_WHAT IS EXPECTED_:
Without the images, write out the entries word for word.

_PROVIDED RECORDS_:
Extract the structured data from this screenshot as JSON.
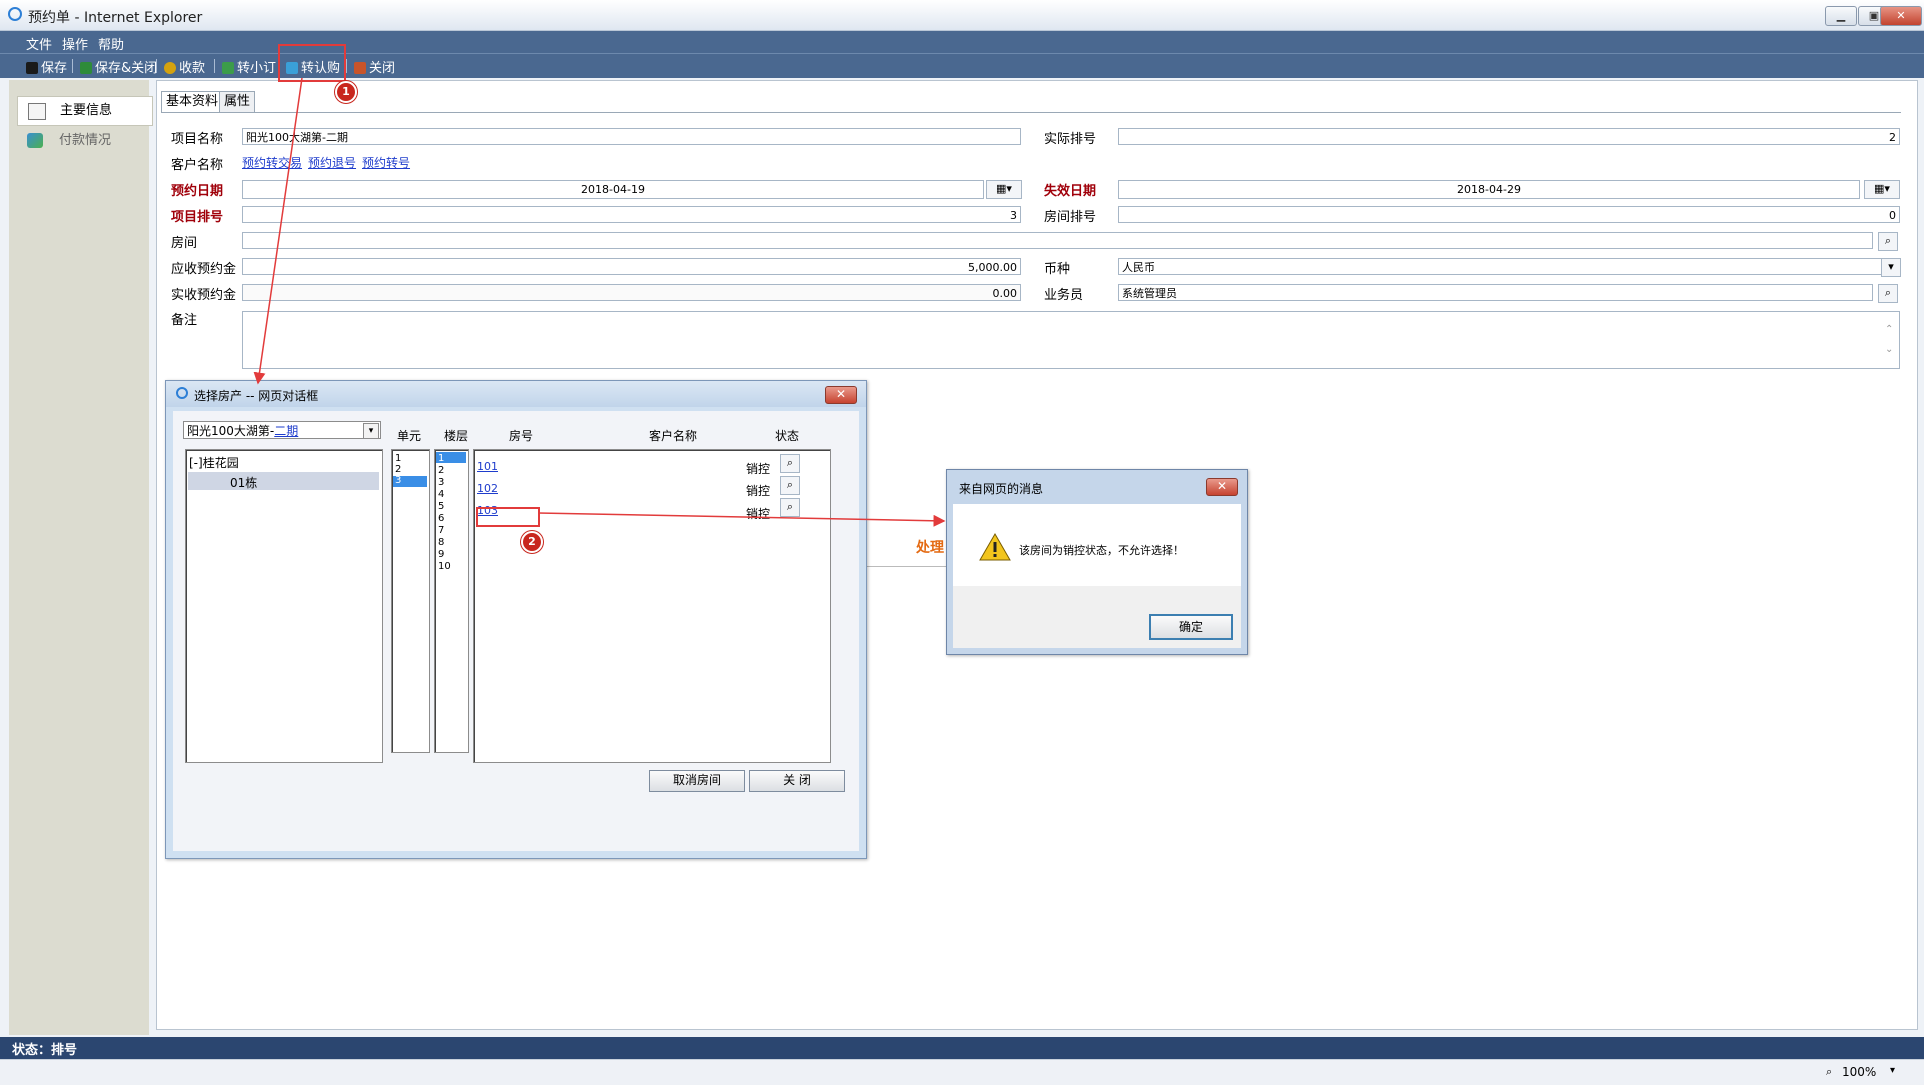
{
  "window": {
    "title": "预约单 - Internet Explorer"
  },
  "menu": [
    "文件",
    "操作",
    "帮助"
  ],
  "toolbar": {
    "save": "保存",
    "save_close": "保存&关闭",
    "receive": "收款",
    "to_small": "转小订",
    "to_confirm": "转认购",
    "close": "关闭"
  },
  "leftnav": {
    "main_info": "主要信息",
    "payment": "付款情况"
  },
  "tabs": {
    "basic": "基本资料",
    "attr": "属性"
  },
  "form": {
    "project_name_label": "项目名称",
    "project_name": "阳光100大湖第-二期",
    "actual_rank_label": "实际排号",
    "actual_rank": "2",
    "customer_label": "客户名称",
    "links": {
      "to_trade": "预约转交易",
      "retire": "预约退号",
      "transfer": "预约转号"
    },
    "reserve_date_label": "预约日期",
    "reserve_date": "2018-04-19",
    "expire_date_label": "失效日期",
    "expire_date": "2018-04-29",
    "project_rank_label": "项目排号",
    "project_rank": "3",
    "room_rank_label": "房间排号",
    "room_rank": "0",
    "room_label": "房间",
    "room": "",
    "due_deposit_label": "应收预约金",
    "due_deposit": "5,000.00",
    "currency_label": "币种",
    "currency": "人民币",
    "paid_deposit_label": "实收预约金",
    "paid_deposit": "0.00",
    "salesman_label": "业务员",
    "salesman": "系统管理员",
    "remark_label": "备注",
    "remark": ""
  },
  "dialog_select": {
    "title": "选择房产 -- 网页对话框",
    "project_select_prefix": "阳光100大湖第-",
    "project_select_link": "二期",
    "col_unit": "单元",
    "col_floor": "楼层",
    "col_room": "房号",
    "col_customer": "客户名称",
    "col_status": "状态",
    "tree_root": "[-]桂花园",
    "tree_child": "01栋",
    "units": [
      "1",
      "2",
      "3"
    ],
    "floors": [
      "1",
      "2",
      "3",
      "4",
      "5",
      "6",
      "7",
      "8",
      "9",
      "10"
    ],
    "rooms": [
      {
        "no": "101",
        "status": "销控"
      },
      {
        "no": "102",
        "status": "销控"
      },
      {
        "no": "103",
        "status": "销控"
      }
    ],
    "cancel_room": "取消房间",
    "close": "关 闭"
  },
  "dialog_msg": {
    "title": "来自网页的消息",
    "message": "该房间为销控状态，不允许选择！",
    "ok": "确定"
  },
  "bg_process_label": "处理",
  "status": "状态：排号",
  "zoom": "100%",
  "annotations": [
    "1",
    "2"
  ],
  "colors": {
    "accent": "#4a6890",
    "required": "#a0000a",
    "annotation": "#e23b3b"
  }
}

_WRITTEN ANSWER_:
Extract the structured data from this screenshot as JSON.
{
  "window": {
    "title": "预约单 - Internet Explorer"
  },
  "menu": [
    "文件",
    "操作",
    "帮助"
  ],
  "toolbar": {
    "save": "保存",
    "save_close": "保存&关闭",
    "receive": "收款",
    "to_small": "转小订",
    "to_confirm": "转认购",
    "close": "关闭"
  },
  "leftnav": {
    "main_info": "主要信息",
    "payment": "付款情况"
  },
  "tabs": {
    "basic": "基本资料",
    "attr": "属性"
  },
  "form": {
    "project_name_label": "项目名称",
    "project_name": "阳光100大湖第-二期",
    "actual_rank_label": "实际排号",
    "actual_rank": "2",
    "customer_label": "客户名称",
    "links": {
      "to_trade": "预约转交易",
      "retire": "预约退号",
      "transfer": "预约转号"
    },
    "reserve_date_label": "预约日期",
    "reserve_date": "2018-04-19",
    "expire_date_label": "失效日期",
    "expire_date": "2018-04-29",
    "project_rank_label": "项目排号",
    "project_rank": "3",
    "room_rank_label": "房间排号",
    "room_rank": "0",
    "room_label": "房间",
    "room": "",
    "due_deposit_label": "应收预约金",
    "due_deposit": "5,000.00",
    "currency_label": "币种",
    "currency": "人民币",
    "paid_deposit_label": "实收预约金",
    "paid_deposit": "0.00",
    "salesman_label": "业务员",
    "salesman": "系统管理员",
    "remark_label": "备注",
    "remark": ""
  },
  "dialog_select": {
    "title": "选择房产 -- 网页对话框",
    "project_select_prefix": "阳光100大湖第-",
    "project_select_link": "二期",
    "col_unit": "单元",
    "col_floor": "楼层",
    "col_room": "房号",
    "col_customer": "客户名称",
    "col_status": "状态",
    "tree_root": "[-]桂花园",
    "tree_child": "01栋",
    "units": [
      "1",
      "2",
      "3"
    ],
    "floors": [
      "1",
      "2",
      "3",
      "4",
      "5",
      "6",
      "7",
      "8",
      "9",
      "10"
    ],
    "rooms": [
      {
        "no": "101",
        "status": "销控"
      },
      {
        "no": "102",
        "status": "销控"
      },
      {
        "no": "103",
        "status": "销控"
      }
    ],
    "cancel_room": "取消房间",
    "close": "关 闭"
  },
  "dialog_msg": {
    "title": "来自网页的消息",
    "message": "该房间为销控状态，不允许选择！",
    "ok": "确定"
  },
  "bg_process_label": "处理",
  "status": "状态：排号",
  "zoom": "100%",
  "annotations": [
    "1",
    "2"
  ],
  "colors": {
    "accent": "#4a6890",
    "required": "#a0000a",
    "annotation": "#e23b3b"
  }
}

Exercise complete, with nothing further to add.